By Linda Sandler
Facing lawsuits in the U.S. and Canada over faulty ignition switches, General Motors might not have recalled all Chevrolet Cobalts with the defects, according to two complaints filed against the carmaker.
While the flawed switches prompted GM to recall 1.6 million cars, including Cobalts for the model years 2005-2007, defects that have been linked to deaths weren’t all fixed, according to a complaint filed by 13 customers in federal court in San Francisco.
A second lawsuit in Alabama state court cites technical service bulletins that GM allegedly sent to dealers alerting them that keys may “stick” or “ bind” in the ignition cylinders of non-recalled Cobalts and other cars.
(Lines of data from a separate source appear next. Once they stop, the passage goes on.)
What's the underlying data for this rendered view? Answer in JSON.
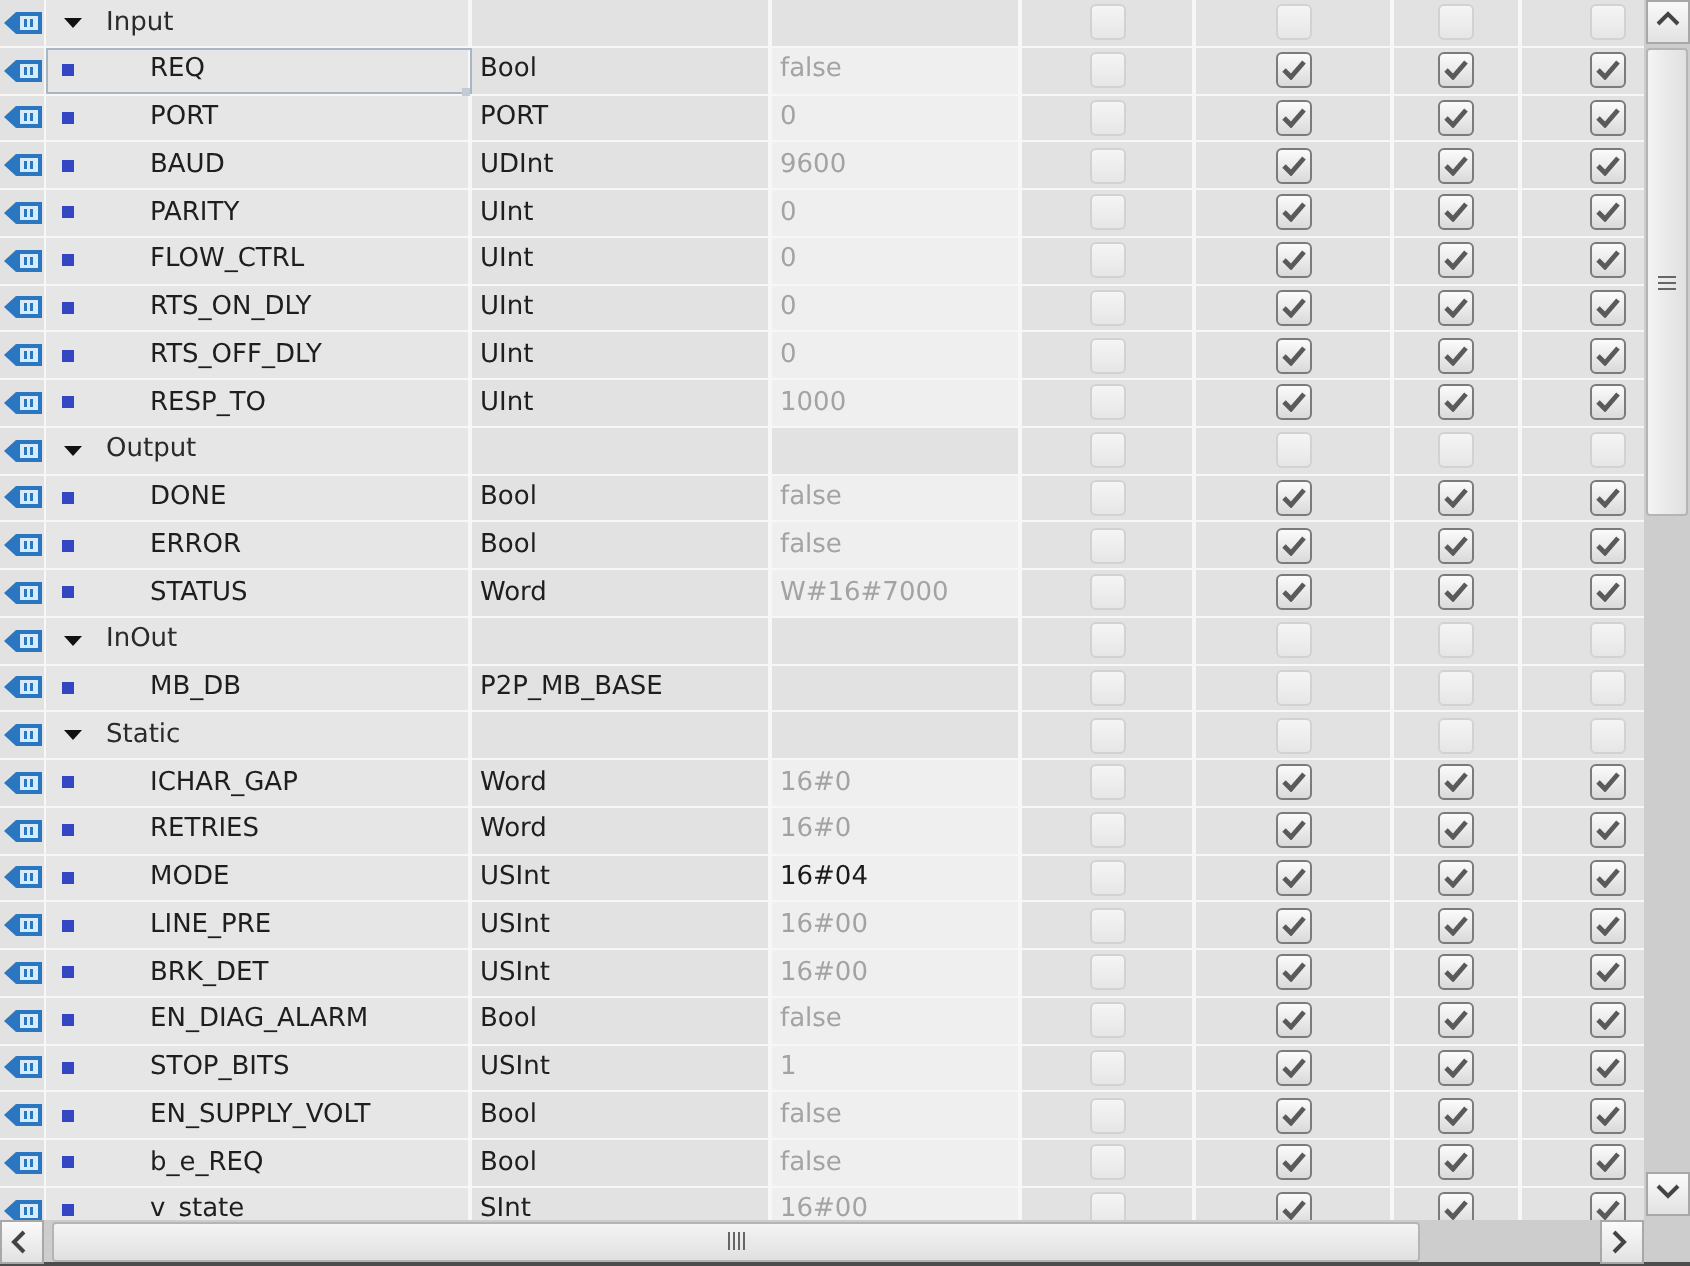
{
  "sections": [
    {
      "name": "Input",
      "expanded": true,
      "selected": false,
      "checks": [
        false,
        false,
        false,
        false
      ],
      "children": [
        {
          "name": "REQ",
          "data_type": "Bool",
          "default_value": "false",
          "modified": false,
          "selected": true,
          "checks": [
            false,
            true,
            true,
            true
          ]
        },
        {
          "name": "PORT",
          "data_type": "PORT",
          "default_value": "0",
          "modified": false,
          "selected": false,
          "checks": [
            false,
            true,
            true,
            true
          ]
        },
        {
          "name": "BAUD",
          "data_type": "UDInt",
          "default_value": "9600",
          "modified": false,
          "selected": false,
          "checks": [
            false,
            true,
            true,
            true
          ]
        },
        {
          "name": "PARITY",
          "data_type": "UInt",
          "default_value": "0",
          "modified": false,
          "selected": false,
          "checks": [
            false,
            true,
            true,
            true
          ]
        },
        {
          "name": "FLOW_CTRL",
          "data_type": "UInt",
          "default_value": "0",
          "modified": false,
          "selected": false,
          "checks": [
            false,
            true,
            true,
            true
          ]
        },
        {
          "name": "RTS_ON_DLY",
          "data_type": "UInt",
          "default_value": "0",
          "modified": false,
          "selected": false,
          "checks": [
            false,
            true,
            true,
            true
          ]
        },
        {
          "name": "RTS_OFF_DLY",
          "data_type": "UInt",
          "default_value": "0",
          "modified": false,
          "selected": false,
          "checks": [
            false,
            true,
            true,
            true
          ]
        },
        {
          "name": "RESP_TO",
          "data_type": "UInt",
          "default_value": "1000",
          "modified": false,
          "selected": false,
          "checks": [
            false,
            true,
            true,
            true
          ]
        }
      ]
    },
    {
      "name": "Output",
      "expanded": true,
      "selected": false,
      "checks": [
        false,
        false,
        false,
        false
      ],
      "children": [
        {
          "name": "DONE",
          "data_type": "Bool",
          "default_value": "false",
          "modified": false,
          "selected": false,
          "checks": [
            false,
            true,
            true,
            true
          ]
        },
        {
          "name": "ERROR",
          "data_type": "Bool",
          "default_value": "false",
          "modified": false,
          "selected": false,
          "checks": [
            false,
            true,
            true,
            true
          ]
        },
        {
          "name": "STATUS",
          "data_type": "Word",
          "default_value": "W#16#7000",
          "modified": false,
          "selected": false,
          "checks": [
            false,
            true,
            true,
            true
          ]
        }
      ]
    },
    {
      "name": "InOut",
      "expanded": true,
      "selected": false,
      "checks": [
        false,
        false,
        false,
        false
      ],
      "children": [
        {
          "name": "MB_DB",
          "data_type": "P2P_MB_BASE",
          "selected": false,
          "checks": [
            false,
            false,
            false,
            false
          ]
        }
      ]
    },
    {
      "name": "Static",
      "expanded": true,
      "selected": false,
      "checks": [
        false,
        false,
        false,
        false
      ],
      "children": [
        {
          "name": "ICHAR_GAP",
          "data_type": "Word",
          "default_value": "16#0",
          "modified": false,
          "selected": false,
          "checks": [
            false,
            true,
            true,
            true
          ]
        },
        {
          "name": "RETRIES",
          "data_type": "Word",
          "default_value": "16#0",
          "modified": false,
          "selected": false,
          "checks": [
            false,
            true,
            true,
            true
          ]
        },
        {
          "name": "MODE",
          "data_type": "USInt",
          "default_value": "16#04",
          "modified": true,
          "selected": false,
          "checks": [
            false,
            true,
            true,
            true
          ]
        },
        {
          "name": "LINE_PRE",
          "data_type": "USInt",
          "default_value": "16#00",
          "modified": false,
          "selected": false,
          "checks": [
            false,
            true,
            true,
            true
          ]
        },
        {
          "name": "BRK_DET",
          "data_type": "USInt",
          "default_value": "16#00",
          "modified": false,
          "selected": false,
          "checks": [
            false,
            true,
            true,
            true
          ]
        },
        {
          "name": "EN_DIAG_ALARM",
          "data_type": "Bool",
          "default_value": "false",
          "modified": false,
          "selected": false,
          "checks": [
            false,
            true,
            true,
            true
          ]
        },
        {
          "name": "STOP_BITS",
          "data_type": "USInt",
          "default_value": "1",
          "modified": false,
          "selected": false,
          "checks": [
            false,
            true,
            true,
            true
          ]
        },
        {
          "name": "EN_SUPPLY_VOLT",
          "data_type": "Bool",
          "default_value": "false",
          "modified": false,
          "selected": false,
          "checks": [
            false,
            true,
            true,
            true
          ]
        },
        {
          "name": "b_e_REQ",
          "data_type": "Bool",
          "default_value": "false",
          "modified": false,
          "selected": false,
          "checks": [
            false,
            true,
            true,
            true
          ]
        },
        {
          "name": "v_state",
          "data_type": "SInt",
          "default_value": "16#00",
          "modified": false,
          "selected": false,
          "checks": [
            false,
            true,
            true,
            true
          ]
        }
      ]
    }
  ]
}
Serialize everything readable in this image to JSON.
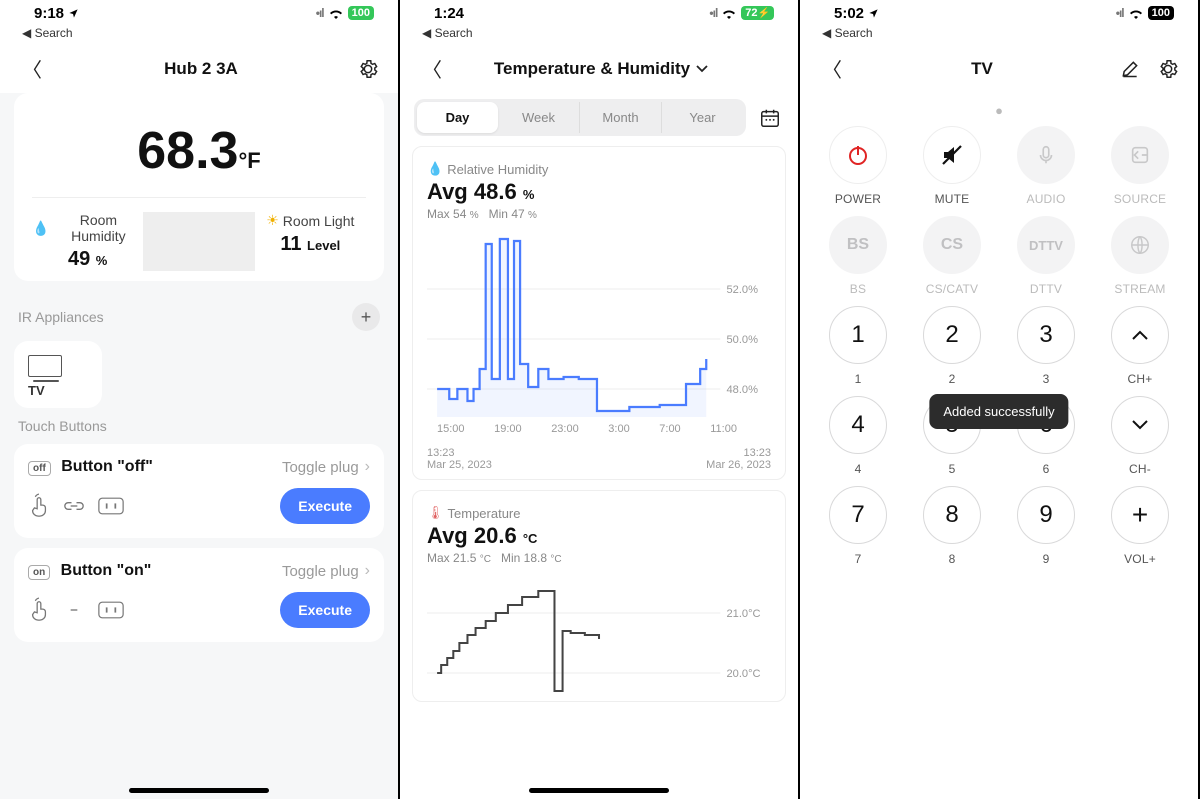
{
  "pane1": {
    "status": {
      "time": "9:18",
      "signal": "•ıl",
      "wifi": "􀙇",
      "battery": "100",
      "back_label": "Search"
    },
    "title": "Hub 2 3A",
    "temp_value": "68.3",
    "temp_unit": "°F",
    "humidity_label": "Room Humidity",
    "humidity_value": "49",
    "humidity_unit": "%",
    "light_label": "Room Light",
    "light_value": "11",
    "light_unit": "Level",
    "ir_section": "IR Appliances",
    "tv_label": "TV",
    "touch_section": "Touch Buttons",
    "buttons": [
      {
        "badge": "off",
        "name": "Button \"off\"",
        "action": "Toggle plug",
        "exec": "Execute"
      },
      {
        "badge": "on",
        "name": "Button \"on\"",
        "action": "Toggle plug",
        "exec": "Execute"
      }
    ]
  },
  "pane2": {
    "status": {
      "time": "1:24",
      "signal": "•ıl",
      "wifi": "􀙇",
      "battery": "72",
      "back_label": "Search"
    },
    "title": "Temperature & Humidity",
    "segments": [
      "Day",
      "Week",
      "Month",
      "Year"
    ],
    "segment_active": 0,
    "humidity_card": {
      "label": "Relative Humidity",
      "avg_label": "Avg",
      "avg_value": "48.6",
      "avg_unit": "%",
      "max_label": "Max",
      "max_value": "54",
      "max_unit": "%",
      "min_label": "Min",
      "min_value": "47",
      "min_unit": "%",
      "yticks": [
        "52.0%",
        "50.0%",
        "48.0%"
      ],
      "xticks": [
        "15:00",
        "19:00",
        "23:00",
        "3:00",
        "7:00",
        "11:00"
      ],
      "start_time": "13:23",
      "start_date": "Mar 25, 2023",
      "end_time": "13:23",
      "end_date": "Mar 26, 2023"
    },
    "temp_card": {
      "label": "Temperature",
      "avg_label": "Avg",
      "avg_value": "20.6",
      "avg_unit": "°C",
      "max_label": "Max",
      "max_value": "21.5",
      "max_unit": "°C",
      "min_label": "Min",
      "min_value": "18.8",
      "min_unit": "°C",
      "yticks": [
        "21.0°C",
        "20.0°C"
      ]
    }
  },
  "pane3": {
    "status": {
      "time": "5:02",
      "signal": "•ıl",
      "wifi": "􀙇",
      "battery": "100",
      "back_label": "Search"
    },
    "title": "TV",
    "tooltip": "Added successfully",
    "row1": [
      {
        "label": "POWER",
        "icon": "power"
      },
      {
        "label": "MUTE",
        "icon": "mute"
      },
      {
        "label": "AUDIO",
        "icon": "mic",
        "dim": true
      },
      {
        "label": "SOURCE",
        "icon": "source",
        "dim": true
      }
    ],
    "row2": [
      {
        "label": "BS",
        "text": "BS",
        "dim": true
      },
      {
        "label": "CS/CATV",
        "text": "CS",
        "dim": true
      },
      {
        "label": "DTTV",
        "text": "DTTV",
        "dim": true
      },
      {
        "label": "STREAM",
        "icon": "globe",
        "dim": true
      }
    ],
    "row3": [
      {
        "num": "1",
        "label": "1"
      },
      {
        "num": "2",
        "label": "2"
      },
      {
        "num": "3",
        "label": "3"
      },
      {
        "icon": "up",
        "label": "CH+"
      }
    ],
    "row4": [
      {
        "num": "4",
        "label": "4"
      },
      {
        "num": "5",
        "label": "5"
      },
      {
        "num": "6",
        "label": "6"
      },
      {
        "icon": "down",
        "label": "CH-"
      }
    ],
    "row5": [
      {
        "num": "7",
        "label": "7"
      },
      {
        "num": "8",
        "label": "8"
      },
      {
        "num": "9",
        "label": "9"
      },
      {
        "icon": "plus",
        "label": "VOL+"
      }
    ]
  },
  "chart_data": [
    {
      "type": "line",
      "title": "Relative Humidity",
      "ylabel": "%",
      "ylim": [
        47,
        53
      ],
      "x": [
        "13:23",
        "15:00",
        "17:00",
        "18:00",
        "19:00",
        "19:30",
        "20:00",
        "20:30",
        "21:00",
        "21:30",
        "22:00",
        "22:30",
        "23:00",
        "23:30",
        "0:00",
        "1:00",
        "3:00",
        "5:00",
        "6:00",
        "7:00",
        "8:00",
        "10:00",
        "11:00",
        "12:00",
        "13:23"
      ],
      "values": [
        48,
        48,
        48,
        47,
        48,
        49,
        52.5,
        48.5,
        52.7,
        48.5,
        52.6,
        49,
        48.5,
        49.2,
        48.7,
        49,
        48.9,
        48.7,
        48,
        47,
        47,
        47,
        47.3,
        48.3,
        48.5
      ]
    },
    {
      "type": "line",
      "title": "Temperature",
      "ylabel": "°C",
      "ylim": [
        18.5,
        22
      ],
      "x": [
        "13:23",
        "15:00",
        "16:00",
        "17:00",
        "18:00",
        "19:00",
        "20:00",
        "21:00",
        "22:00",
        "23:00",
        "0:00",
        "1:00",
        "2:00"
      ],
      "values": [
        19.8,
        20.4,
        20.6,
        20.8,
        21.0,
        21.2,
        21.4,
        21.4,
        18.8,
        20.6,
        20.5,
        20.4,
        20.2
      ]
    }
  ]
}
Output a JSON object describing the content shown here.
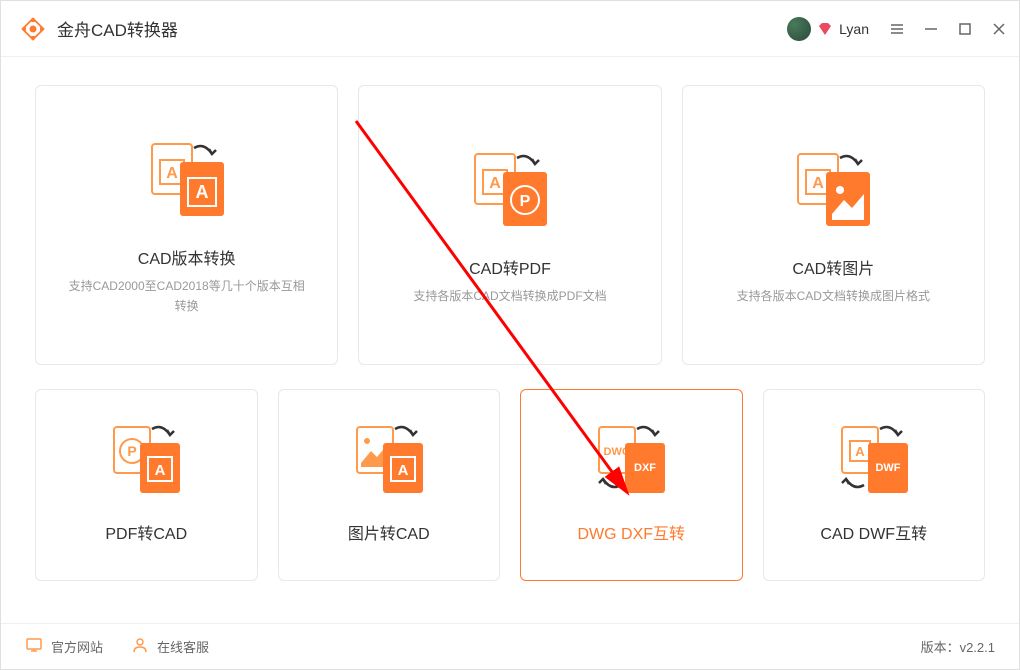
{
  "app": {
    "title": "金舟CAD转换器"
  },
  "user": {
    "name": "Lyan"
  },
  "cards": {
    "top": [
      {
        "title": "CAD版本转换",
        "desc": "支持CAD2000至CAD2018等几十个版本互相转换"
      },
      {
        "title": "CAD转PDF",
        "desc": "支持各版本CAD文档转换成PDF文档"
      },
      {
        "title": "CAD转图片",
        "desc": "支持各版本CAD文档转换成图片格式"
      }
    ],
    "bottom": [
      {
        "title": "PDF转CAD"
      },
      {
        "title": "图片转CAD"
      },
      {
        "title": "DWG DXF互转"
      },
      {
        "title": "CAD DWF互转"
      }
    ]
  },
  "footer": {
    "website": "官方网站",
    "support": "在线客服",
    "version_label": "版本：",
    "version": "v2.2.1"
  }
}
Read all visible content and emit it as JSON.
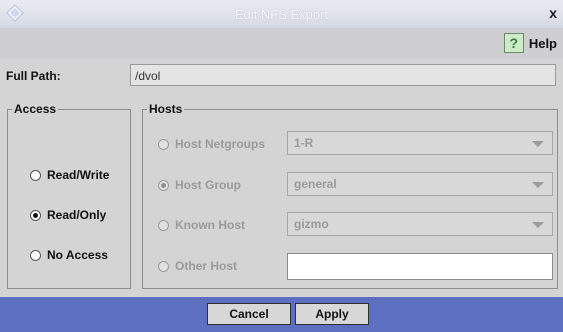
{
  "window": {
    "title": "Edit NFS Export",
    "close_glyph": "x",
    "help_label": "Help",
    "help_icon_glyph": "?"
  },
  "full_path": {
    "label": "Full Path:",
    "value": "/dvol"
  },
  "access": {
    "legend": "Access",
    "options": [
      {
        "label": "Read/Write",
        "selected": false
      },
      {
        "label": "Read/Only",
        "selected": true
      },
      {
        "label": "No Access",
        "selected": false
      }
    ]
  },
  "hosts": {
    "legend": "Hosts",
    "host_netgroups": {
      "label": "Host Netgroups",
      "value": "1-R",
      "selected": false
    },
    "host_group": {
      "label": "Host Group",
      "value": "general",
      "selected": true
    },
    "known_host": {
      "label": "Known Host",
      "value": "gizmo",
      "selected": false
    },
    "other_host": {
      "label": "Other Host",
      "value": "",
      "selected": false
    }
  },
  "buttons": {
    "cancel": "Cancel",
    "apply": "Apply"
  },
  "colors": {
    "footer": "#5d6fc1",
    "background": "#d4d4d4"
  },
  "icons": {
    "app": "diamond-icon",
    "help": "help-icon",
    "close": "close-icon"
  }
}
The San Francisco complaint includes a claim that faulty key systems persist in Cobalts through 2010, while the Alabama customers say Detroit-based GM knew of problems with Cobalts built before April 2009.
GM didn’t address design flaws that could lead to accidents, said Sean Kane, president of Safety Research & Strategies Inc., which researches product hazards.
“GM may have to expand the recall,” he said. “Note that the driver’s knee can turn the key off too.”
Kane rated the difficulty of removing Cobalt keys, cited in the Alabama suit, as less hazardous than a design flaw that could cause air bags and engine power to fail.
“We will not comment specifically on the suit or pending litigation,” GM said in a statement. “We are recalling all of the vehicles that were manufactured with the specific ignition switch involved in this condition.”
GM shares have declined about 14 percent this year.
Mark Reuss, GM vice president of global product development, said in an interview with reporters on March 18 that the automaker has already identified all the models that used the flawed switches.
“Where the switch was used in production, we have done a very accurate and complete read across,” Reuss said.
The defects have been linked to 31 crashes and 13 deaths, according to the San Francisco lawsuit, in which customers seek repairs plus unspecific punitive damages. GM revised the figure to 12 deaths because it said one was double-counted.
One attorney for plaintiffs, Lance Cooper, a solo practitioner in Georgia who represents the family of a woman who died in a Cobalt crash in 2010, sent government regulators a letter last month saying there are more faulty GM models still on the road.
Six days later, on Feb. 25, the automaker more than doubled its recall to include other mid-2000s GM models, including Saturn Ions and Pontiac Solstices, saying their ignition switches could unexpectedly turn off if jostled by a driver or weighed down by a heavy ring of keys, cutting power to the engine and air bags.
Separately, the families of three teenagers killed or injured in a 2006 Wisconsin car crash are suing GM, alleging that the company was negligent and committed fraud by not disclosing facts about the defects.
Natasha Weigel, who was 18, and Amy Rademaker, who was 15, died after the October 2006 crash involving a 2005 Chevrolet Cobalt compact car with a faulty ignition switch. The car’s driver, Megan Phillips, suffered permanent brain damage, according to a statement from the families’ law firm.